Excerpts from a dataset
-------

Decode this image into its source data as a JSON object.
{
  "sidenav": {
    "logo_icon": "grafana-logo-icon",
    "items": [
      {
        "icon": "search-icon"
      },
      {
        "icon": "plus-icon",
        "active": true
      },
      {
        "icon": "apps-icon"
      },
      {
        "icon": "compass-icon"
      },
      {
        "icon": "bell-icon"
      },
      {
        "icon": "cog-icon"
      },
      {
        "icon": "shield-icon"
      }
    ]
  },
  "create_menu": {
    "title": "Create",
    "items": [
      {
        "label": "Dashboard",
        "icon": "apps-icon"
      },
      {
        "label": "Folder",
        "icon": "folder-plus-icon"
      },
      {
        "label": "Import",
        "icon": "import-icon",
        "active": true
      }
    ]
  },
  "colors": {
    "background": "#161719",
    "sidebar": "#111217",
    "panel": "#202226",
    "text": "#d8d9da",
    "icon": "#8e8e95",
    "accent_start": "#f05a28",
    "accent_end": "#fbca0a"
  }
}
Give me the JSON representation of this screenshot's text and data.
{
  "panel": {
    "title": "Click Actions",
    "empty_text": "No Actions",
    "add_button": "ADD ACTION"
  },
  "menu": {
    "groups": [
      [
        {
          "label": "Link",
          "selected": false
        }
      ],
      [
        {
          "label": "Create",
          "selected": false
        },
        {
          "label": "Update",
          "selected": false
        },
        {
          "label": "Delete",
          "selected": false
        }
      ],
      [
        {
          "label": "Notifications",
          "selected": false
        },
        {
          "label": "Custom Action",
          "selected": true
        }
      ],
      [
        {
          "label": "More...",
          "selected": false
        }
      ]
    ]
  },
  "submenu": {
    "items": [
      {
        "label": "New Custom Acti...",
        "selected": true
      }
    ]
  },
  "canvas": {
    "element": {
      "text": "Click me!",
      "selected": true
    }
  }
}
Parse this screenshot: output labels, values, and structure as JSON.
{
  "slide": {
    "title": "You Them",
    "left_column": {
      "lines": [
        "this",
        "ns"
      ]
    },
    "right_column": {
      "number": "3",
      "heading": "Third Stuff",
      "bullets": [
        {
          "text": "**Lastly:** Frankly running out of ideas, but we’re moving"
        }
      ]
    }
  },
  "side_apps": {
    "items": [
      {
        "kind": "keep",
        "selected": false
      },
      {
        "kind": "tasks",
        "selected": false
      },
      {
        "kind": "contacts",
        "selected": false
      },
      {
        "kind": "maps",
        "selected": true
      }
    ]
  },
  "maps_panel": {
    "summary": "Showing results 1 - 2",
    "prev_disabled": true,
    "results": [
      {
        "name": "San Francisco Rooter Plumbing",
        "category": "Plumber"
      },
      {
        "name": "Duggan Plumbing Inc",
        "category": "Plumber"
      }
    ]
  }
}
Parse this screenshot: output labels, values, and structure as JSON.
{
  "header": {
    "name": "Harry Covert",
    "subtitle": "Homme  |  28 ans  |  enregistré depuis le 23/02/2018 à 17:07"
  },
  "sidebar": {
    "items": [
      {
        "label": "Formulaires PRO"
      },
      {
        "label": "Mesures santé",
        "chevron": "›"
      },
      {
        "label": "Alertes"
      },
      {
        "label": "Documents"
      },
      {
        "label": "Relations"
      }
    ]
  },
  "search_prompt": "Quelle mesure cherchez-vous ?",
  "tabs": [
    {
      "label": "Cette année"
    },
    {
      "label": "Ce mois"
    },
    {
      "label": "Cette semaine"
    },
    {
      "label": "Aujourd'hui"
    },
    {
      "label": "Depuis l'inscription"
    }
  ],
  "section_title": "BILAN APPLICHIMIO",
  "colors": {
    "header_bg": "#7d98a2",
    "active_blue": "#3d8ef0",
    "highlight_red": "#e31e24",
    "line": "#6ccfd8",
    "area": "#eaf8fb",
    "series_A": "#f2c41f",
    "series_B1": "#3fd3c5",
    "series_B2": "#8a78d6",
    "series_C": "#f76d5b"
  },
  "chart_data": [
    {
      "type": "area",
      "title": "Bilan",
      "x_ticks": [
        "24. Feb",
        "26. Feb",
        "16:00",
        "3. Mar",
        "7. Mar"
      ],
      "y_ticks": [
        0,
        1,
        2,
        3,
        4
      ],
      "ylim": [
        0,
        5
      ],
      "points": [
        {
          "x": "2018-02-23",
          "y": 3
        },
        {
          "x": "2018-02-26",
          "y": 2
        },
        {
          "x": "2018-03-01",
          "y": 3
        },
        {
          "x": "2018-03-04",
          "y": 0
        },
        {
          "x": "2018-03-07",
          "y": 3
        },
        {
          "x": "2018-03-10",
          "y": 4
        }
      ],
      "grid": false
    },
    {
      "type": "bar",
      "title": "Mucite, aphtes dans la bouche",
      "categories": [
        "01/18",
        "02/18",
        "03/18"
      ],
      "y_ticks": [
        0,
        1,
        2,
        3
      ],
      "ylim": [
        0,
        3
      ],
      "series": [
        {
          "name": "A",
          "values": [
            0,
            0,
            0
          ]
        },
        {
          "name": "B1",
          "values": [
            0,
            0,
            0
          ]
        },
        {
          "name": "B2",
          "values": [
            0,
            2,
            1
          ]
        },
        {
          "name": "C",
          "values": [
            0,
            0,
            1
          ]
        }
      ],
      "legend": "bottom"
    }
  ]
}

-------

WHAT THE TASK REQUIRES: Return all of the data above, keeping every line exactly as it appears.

RESPONSE AREA:
Decode this image into its source data as a JSON object.
{
  "sidenav": {
    "logo_icon": "grafana-logo-icon",
    "items": [
      {
        "icon": "search-icon"
      },
      {
        "icon": "plus-icon",
        "active": true
      },
      {
        "icon": "apps-icon"
      },
      {
        "icon": "compass-icon"
      },
      {
        "icon": "bell-icon"
      },
      {
        "icon": "cog-icon"
      },
      {
        "icon": "shield-icon"
      }
    ]
  },
  "create_menu": {
    "title": "Create",
    "items": [
      {
        "label": "Dashboard",
        "icon": "apps-icon"
      },
      {
        "label": "Folder",
        "icon": "folder-plus-icon"
      },
      {
        "label": "Import",
        "icon": "import-icon",
        "active": true
      }
    ]
  },
  "colors": {
    "background": "#161719",
    "sidebar": "#111217",
    "panel": "#202226",
    "text": "#d8d9da",
    "icon": "#8e8e95",
    "accent_start": "#f05a28",
    "accent_end": "#fbca0a"
  }
}
Give me the JSON representation of this screenshot's text and data.
{
  "panel": {
    "title": "Click Actions",
    "empty_text": "No Actions",
    "add_button": "ADD ACTION"
  },
  "menu": {
    "groups": [
      [
        {
          "label": "Link",
          "selected": false
        }
      ],
      [
        {
          "label": "Create",
          "selected": false
        },
        {
          "label": "Update",
          "selected": false
        },
        {
          "label": "Delete",
          "selected": false
        }
      ],
      [
        {
          "label": "Notifications",
          "selected": false
        },
        {
          "label": "Custom Action",
          "selected": true
        }
      ],
      [
        {
          "label": "More...",
          "selected": false
        }
      ]
    ]
  },
  "submenu": {
    "items": [
      {
        "label": "New Custom Acti...",
        "selected": true
      }
    ]
  },
  "canvas": {
    "element": {
      "text": "Click me!",
      "selected": true
    }
  }
}
Parse this screenshot: output labels, values, and structure as JSON.
{
  "slide": {
    "title": "You Them",
    "left_column": {
      "lines": [
        "this",
        "ns"
      ]
    },
    "right_column": {
      "number": "3",
      "heading": "Third Stuff",
      "bullets": [
        {
          "text": "**Lastly:** Frankly running out of ideas, but we’re moving"
        }
      ]
    }
  },
  "side_apps": {
    "items": [
      {
        "kind": "keep",
        "selected": false
      },
      {
        "kind": "tasks",
        "selected": false
      },
      {
        "kind": "contacts",
        "selected": false
      },
      {
        "kind": "maps",
        "selected": true
      }
    ]
  },
  "maps_panel": {
    "summary": "Showing results 1 - 2",
    "prev_disabled": true,
    "results": [
      {
        "name": "San Francisco Rooter Plumbing",
        "category": "Plumber"
      },
      {
        "name": "Duggan Plumbing Inc",
        "category": "Plumber"
      }
    ]
  }
}
Parse this screenshot: output labels, values, and structure as JSON.
{
  "header": {
    "name": "Harry Covert",
    "subtitle": "Homme  |  28 ans  |  enregistré depuis le 23/02/2018 à 17:07"
  },
  "sidebar": {
    "items": [
      {
        "label": "Formulaires PRO"
      },
      {
        "label": "Mesures santé",
        "chevron": "›"
      },
      {
        "label": "Alertes"
      },
      {
        "label": "Documents"
      },
      {
        "label": "Relations"
      }
    ]
  },
  "search_prompt": "Quelle mesure cherchez-vous ?",
  "tabs": [
    {
      "label": "Cette année"
    },
    {
      "label": "Ce mois"
    },
    {
      "label": "Cette semaine"
    },
    {
      "label": "Aujourd'hui"
    },
    {
      "label": "Depuis l'inscription"
    }
  ],
  "section_title": "BILAN APPLICHIMIO",
  "colors": {
    "header_bg": "#7d98a2",
    "active_blue": "#3d8ef0",
    "highlight_red": "#e31e24",
    "line": "#6ccfd8",
    "area": "#eaf8fb",
    "series_A": "#f2c41f",
    "series_B1": "#3fd3c5",
    "series_B2": "#8a78d6",
    "series_C": "#f76d5b"
  },
  "chart_data": [
    {
      "type": "area",
      "title": "Bilan",
      "x_ticks": [
        "24. Feb",
        "26. Feb",
        "16:00",
        "3. Mar",
        "7. Mar"
      ],
      "y_ticks": [
        0,
        1,
        2,
        3,
        4
      ],
      "ylim": [
        0,
        5
      ],
      "points": [
        {
          "x": "2018-02-23",
          "y": 3
        },
        {
          "x": "2018-02-26",
          "y": 2
        },
        {
          "x": "2018-03-01",
          "y": 3
        },
        {
          "x": "2018-03-04",
          "y": 0
        },
        {
          "x": "2018-03-07",
          "y": 3
        },
        {
          "x": "2018-03-10",
          "y": 4
        }
      ],
      "grid": false
    },
    {
      "type": "bar",
      "title": "Mucite, aphtes dans la bouche",
      "categories": [
        "01/18",
        "02/18",
        "03/18"
      ],
      "y_ticks": [
        0,
        1,
        2,
        3
      ],
      "ylim": [
        0,
        3
      ],
      "series": [
        {
          "name": "A",
          "values": [
            0,
            0,
            0
          ]
        },
        {
          "name": "B1",
          "values": [
            0,
            0,
            0
          ]
        },
        {
          "name": "B2",
          "values": [
            0,
            2,
            1
          ]
        },
        {
          "name": "C",
          "values": [
            0,
            0,
            1
          ]
        }
      ],
      "legend": "bottom"
    }
  ]
}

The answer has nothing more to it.